Could DNA evidence suggest Aaron Kosminski was Jack the Ripper?
Catherine Eddowes was brutally murdered on September 30, 1888. Catherine was the second victim in the so called "double event". Elizabeth Stride was murdered earlier that evening.
On the night Catherine Eddowes was murdered a shawl was reported to have been left close to the body. This shawl ended up in the possession of David Melville-Hayes. He suggests Acting Sergeant Amos Simpson had previously asked his superiors if he could take it home to give to his wife, a dressmaker. Allegedly the shawl was taken home, stowed away and was never washed. The story told suggests Melville-Hayes's great-grandmother passed the shawl down to Mary Simpson, then to his grandmother, Eliza Smith, and then his mother, Eliza Mills, later Hayes.
in 1991 David Melville-Hayes passed the shawl to Scotland Yard's Crime Museum. It was never on display as the provenance of the shawl could not be guaranteed. David later took re-possession of the shawl and it was shown at a subsequent Jack the Ripper conference.
The shawl would have been expensive to buy. Catherine was shown to have pawned items in the days leading to her murder, so it was unlikely she was the owner. This is a theory Russell Edwards subscribes to. Russell Edwards, a Birkenhead-born businessman, purchased the shawl at auction in 2007. He acknowledges there is no provenance for the shawl. The shawl is reported to have DNA on it from both the murder victim and the killer.
Enter Dr Jari Louhelainen, Senior Lecturer in Molecular Biology at Liverpool John Moores University! DrLouhelainen extracted 126-year-old DNA from the shawl found by the body of Catherine Eddowes. Using cutting-edge techniques, Dr Louhelainen was able to prove a 100% match that the DNA belonged to Polish migrant Aaron Kosminski. Dr Louhelainen said that dark blood stains were “consistent with arterial blood spatter caused by slashing”.

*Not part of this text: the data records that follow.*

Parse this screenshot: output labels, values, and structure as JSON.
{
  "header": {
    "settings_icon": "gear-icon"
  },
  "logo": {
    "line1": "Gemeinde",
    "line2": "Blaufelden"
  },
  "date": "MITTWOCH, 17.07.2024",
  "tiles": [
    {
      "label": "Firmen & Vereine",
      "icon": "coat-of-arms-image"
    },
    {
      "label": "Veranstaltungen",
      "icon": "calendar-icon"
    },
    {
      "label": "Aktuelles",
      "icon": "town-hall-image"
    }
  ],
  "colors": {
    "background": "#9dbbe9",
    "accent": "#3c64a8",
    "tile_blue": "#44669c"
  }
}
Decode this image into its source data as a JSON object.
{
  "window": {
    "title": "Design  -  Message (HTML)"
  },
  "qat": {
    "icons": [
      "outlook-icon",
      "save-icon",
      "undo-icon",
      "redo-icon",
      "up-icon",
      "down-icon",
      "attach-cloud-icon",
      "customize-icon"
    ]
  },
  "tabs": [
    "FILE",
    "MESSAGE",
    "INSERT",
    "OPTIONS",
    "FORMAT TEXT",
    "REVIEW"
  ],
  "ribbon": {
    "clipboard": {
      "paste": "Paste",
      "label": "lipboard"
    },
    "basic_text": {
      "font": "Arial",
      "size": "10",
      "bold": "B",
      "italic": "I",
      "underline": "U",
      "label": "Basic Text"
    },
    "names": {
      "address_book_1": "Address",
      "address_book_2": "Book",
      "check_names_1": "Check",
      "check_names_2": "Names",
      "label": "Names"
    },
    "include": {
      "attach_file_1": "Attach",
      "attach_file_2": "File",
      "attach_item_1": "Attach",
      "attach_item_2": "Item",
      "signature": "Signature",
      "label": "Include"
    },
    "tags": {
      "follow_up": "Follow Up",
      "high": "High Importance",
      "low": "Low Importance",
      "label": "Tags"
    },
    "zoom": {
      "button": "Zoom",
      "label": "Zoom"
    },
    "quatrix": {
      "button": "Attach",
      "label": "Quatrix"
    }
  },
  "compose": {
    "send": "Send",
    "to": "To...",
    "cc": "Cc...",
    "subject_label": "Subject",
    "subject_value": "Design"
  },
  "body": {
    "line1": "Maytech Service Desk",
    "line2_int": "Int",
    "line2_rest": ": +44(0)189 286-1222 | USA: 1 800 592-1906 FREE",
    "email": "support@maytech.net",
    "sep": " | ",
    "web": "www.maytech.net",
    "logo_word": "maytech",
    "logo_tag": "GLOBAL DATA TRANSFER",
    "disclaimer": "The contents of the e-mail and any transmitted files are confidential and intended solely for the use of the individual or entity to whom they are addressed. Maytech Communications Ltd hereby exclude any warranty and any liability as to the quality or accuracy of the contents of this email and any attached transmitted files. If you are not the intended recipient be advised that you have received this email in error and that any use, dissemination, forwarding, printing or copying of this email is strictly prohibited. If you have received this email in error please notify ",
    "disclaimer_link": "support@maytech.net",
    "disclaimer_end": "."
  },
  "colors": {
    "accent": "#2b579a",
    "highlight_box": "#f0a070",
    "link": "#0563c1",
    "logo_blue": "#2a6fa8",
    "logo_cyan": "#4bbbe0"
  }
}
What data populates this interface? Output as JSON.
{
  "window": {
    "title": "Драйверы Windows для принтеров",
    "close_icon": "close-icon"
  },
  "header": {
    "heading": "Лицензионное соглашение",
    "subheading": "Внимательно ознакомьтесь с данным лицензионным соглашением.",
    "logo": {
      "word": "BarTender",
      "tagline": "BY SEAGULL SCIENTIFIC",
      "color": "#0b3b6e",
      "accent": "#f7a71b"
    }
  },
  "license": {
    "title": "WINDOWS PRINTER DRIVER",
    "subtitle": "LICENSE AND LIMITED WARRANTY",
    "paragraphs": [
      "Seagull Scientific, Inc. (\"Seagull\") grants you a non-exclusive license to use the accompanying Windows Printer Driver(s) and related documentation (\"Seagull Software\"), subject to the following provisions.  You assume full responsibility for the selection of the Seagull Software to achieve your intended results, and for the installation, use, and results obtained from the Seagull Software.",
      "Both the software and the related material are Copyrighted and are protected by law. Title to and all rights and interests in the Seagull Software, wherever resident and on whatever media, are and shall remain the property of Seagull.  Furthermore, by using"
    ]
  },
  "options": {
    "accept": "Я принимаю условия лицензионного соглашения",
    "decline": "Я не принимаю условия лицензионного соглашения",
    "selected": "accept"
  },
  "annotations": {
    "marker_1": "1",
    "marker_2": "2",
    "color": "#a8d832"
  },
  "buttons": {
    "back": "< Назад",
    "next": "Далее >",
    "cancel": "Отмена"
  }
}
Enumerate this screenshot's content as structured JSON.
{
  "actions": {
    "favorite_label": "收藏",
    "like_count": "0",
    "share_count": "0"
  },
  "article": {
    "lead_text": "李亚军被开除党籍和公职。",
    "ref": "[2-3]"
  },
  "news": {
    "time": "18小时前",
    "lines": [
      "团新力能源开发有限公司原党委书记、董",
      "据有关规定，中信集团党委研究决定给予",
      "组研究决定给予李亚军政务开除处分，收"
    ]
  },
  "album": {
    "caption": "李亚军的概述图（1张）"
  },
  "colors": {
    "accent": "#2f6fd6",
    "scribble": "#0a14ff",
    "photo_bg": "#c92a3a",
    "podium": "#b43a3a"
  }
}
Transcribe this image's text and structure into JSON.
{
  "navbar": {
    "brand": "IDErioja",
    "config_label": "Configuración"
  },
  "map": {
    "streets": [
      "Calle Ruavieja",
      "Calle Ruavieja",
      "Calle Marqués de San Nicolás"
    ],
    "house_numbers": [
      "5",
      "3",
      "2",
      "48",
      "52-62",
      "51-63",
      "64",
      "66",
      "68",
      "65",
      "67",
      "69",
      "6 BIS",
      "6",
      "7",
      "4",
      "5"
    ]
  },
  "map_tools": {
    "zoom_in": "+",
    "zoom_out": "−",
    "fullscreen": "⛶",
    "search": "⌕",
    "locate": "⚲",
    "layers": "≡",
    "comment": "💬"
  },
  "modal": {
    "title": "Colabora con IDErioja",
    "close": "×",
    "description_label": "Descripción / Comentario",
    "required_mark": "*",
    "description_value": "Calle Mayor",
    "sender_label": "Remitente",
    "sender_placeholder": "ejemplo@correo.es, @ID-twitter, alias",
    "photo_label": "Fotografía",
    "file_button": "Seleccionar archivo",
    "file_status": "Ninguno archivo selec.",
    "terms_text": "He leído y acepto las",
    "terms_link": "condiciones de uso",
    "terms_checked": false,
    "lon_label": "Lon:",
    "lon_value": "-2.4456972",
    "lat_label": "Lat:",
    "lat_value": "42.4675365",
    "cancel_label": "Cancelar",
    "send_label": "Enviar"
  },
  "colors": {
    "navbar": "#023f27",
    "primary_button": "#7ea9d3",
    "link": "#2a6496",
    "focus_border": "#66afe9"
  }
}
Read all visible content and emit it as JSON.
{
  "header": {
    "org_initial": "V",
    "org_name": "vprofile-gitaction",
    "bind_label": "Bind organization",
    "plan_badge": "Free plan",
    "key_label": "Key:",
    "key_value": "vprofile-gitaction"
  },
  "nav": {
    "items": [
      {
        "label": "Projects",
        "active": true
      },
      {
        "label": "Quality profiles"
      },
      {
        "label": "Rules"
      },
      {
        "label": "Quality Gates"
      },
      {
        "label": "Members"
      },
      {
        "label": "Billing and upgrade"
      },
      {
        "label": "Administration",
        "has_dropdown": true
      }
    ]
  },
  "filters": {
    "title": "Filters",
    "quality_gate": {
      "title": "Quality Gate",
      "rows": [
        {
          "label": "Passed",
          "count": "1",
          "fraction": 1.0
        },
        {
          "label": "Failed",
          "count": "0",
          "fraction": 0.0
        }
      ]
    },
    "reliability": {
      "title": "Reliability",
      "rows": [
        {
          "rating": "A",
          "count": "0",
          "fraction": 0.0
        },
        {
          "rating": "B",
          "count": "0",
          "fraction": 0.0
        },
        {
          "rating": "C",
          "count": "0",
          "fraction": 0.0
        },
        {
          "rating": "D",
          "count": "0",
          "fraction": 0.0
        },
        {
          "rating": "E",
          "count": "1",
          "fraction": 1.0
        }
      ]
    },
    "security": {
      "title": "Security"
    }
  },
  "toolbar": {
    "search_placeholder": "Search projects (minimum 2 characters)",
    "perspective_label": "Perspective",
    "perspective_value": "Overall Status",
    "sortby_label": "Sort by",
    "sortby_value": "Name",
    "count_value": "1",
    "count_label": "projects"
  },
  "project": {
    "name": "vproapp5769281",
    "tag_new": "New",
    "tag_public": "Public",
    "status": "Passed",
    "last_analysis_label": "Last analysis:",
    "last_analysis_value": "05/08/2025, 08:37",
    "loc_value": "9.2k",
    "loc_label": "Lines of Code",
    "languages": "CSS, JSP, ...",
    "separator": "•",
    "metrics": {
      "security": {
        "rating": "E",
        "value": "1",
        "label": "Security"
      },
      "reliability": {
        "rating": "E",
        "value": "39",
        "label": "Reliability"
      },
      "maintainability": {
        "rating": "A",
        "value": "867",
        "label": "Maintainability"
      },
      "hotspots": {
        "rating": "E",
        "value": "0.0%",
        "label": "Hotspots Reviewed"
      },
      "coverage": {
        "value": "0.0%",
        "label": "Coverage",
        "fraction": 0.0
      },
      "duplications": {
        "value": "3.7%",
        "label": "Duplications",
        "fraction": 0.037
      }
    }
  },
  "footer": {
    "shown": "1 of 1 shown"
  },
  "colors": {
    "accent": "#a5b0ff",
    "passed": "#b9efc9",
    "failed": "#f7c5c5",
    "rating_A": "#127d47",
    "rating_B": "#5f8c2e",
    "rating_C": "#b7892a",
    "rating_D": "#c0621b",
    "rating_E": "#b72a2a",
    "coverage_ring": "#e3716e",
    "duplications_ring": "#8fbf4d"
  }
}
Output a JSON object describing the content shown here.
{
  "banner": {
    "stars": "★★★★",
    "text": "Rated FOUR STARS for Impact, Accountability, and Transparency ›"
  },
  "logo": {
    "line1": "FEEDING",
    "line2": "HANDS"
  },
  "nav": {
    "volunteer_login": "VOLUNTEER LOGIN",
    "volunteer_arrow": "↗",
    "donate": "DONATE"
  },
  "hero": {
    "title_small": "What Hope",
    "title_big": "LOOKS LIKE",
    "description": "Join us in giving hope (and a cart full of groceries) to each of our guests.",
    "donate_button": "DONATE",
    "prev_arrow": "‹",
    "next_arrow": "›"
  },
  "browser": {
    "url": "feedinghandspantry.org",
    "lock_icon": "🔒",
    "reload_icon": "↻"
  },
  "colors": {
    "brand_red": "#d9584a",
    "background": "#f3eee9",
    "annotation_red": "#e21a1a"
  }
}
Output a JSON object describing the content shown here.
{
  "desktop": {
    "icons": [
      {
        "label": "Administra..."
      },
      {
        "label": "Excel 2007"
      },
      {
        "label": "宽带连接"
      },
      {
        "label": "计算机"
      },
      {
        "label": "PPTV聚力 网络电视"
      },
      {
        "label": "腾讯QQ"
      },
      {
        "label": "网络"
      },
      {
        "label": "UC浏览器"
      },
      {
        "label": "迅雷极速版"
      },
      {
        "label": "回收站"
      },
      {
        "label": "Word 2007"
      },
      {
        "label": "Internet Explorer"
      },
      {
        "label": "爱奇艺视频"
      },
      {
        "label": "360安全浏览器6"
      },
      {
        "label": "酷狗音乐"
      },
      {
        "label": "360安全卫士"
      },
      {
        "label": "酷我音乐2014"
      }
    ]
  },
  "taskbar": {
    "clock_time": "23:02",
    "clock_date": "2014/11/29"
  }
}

Aaron Kosminski was very poor and born during the 1860's. Anti-Semitism in Russia was very high during his youth, and perhaps was the reason that his family left Russia around 1881.
The scientific analysis of the shawl and search for descendants of Catherine Eddowes and Kosminski took over three years.
However a report in the Independent states Dr Jari Louhelainen is said to have made an "error of nomenclature" when using a DNA database to calculate the chances of a genetic match.
Four experts, which incude Professor Sir Alec Jeffreys, the inventor of genetic fingerprinting, believe an error was made by Dr Louhelainen.They say the error means no DNA connection can be made between Kosminski and Eddowes. Any suggestion therefore that the Ripper and Kosminski are the same person appears to be based on conjecture and supposition.
Experts with detailed knowledge of the GMI's mtDNA database claimed that Dr Louhelainen made an "error of nomenclature" because the mutation in question should be written as "315.1C" and not "314.1C". Had Dr Louhelainen done this, and followed standard forensic practice, he would have discovered the mutation was not rare at all but shared by more than 99 per cent of people of European descent.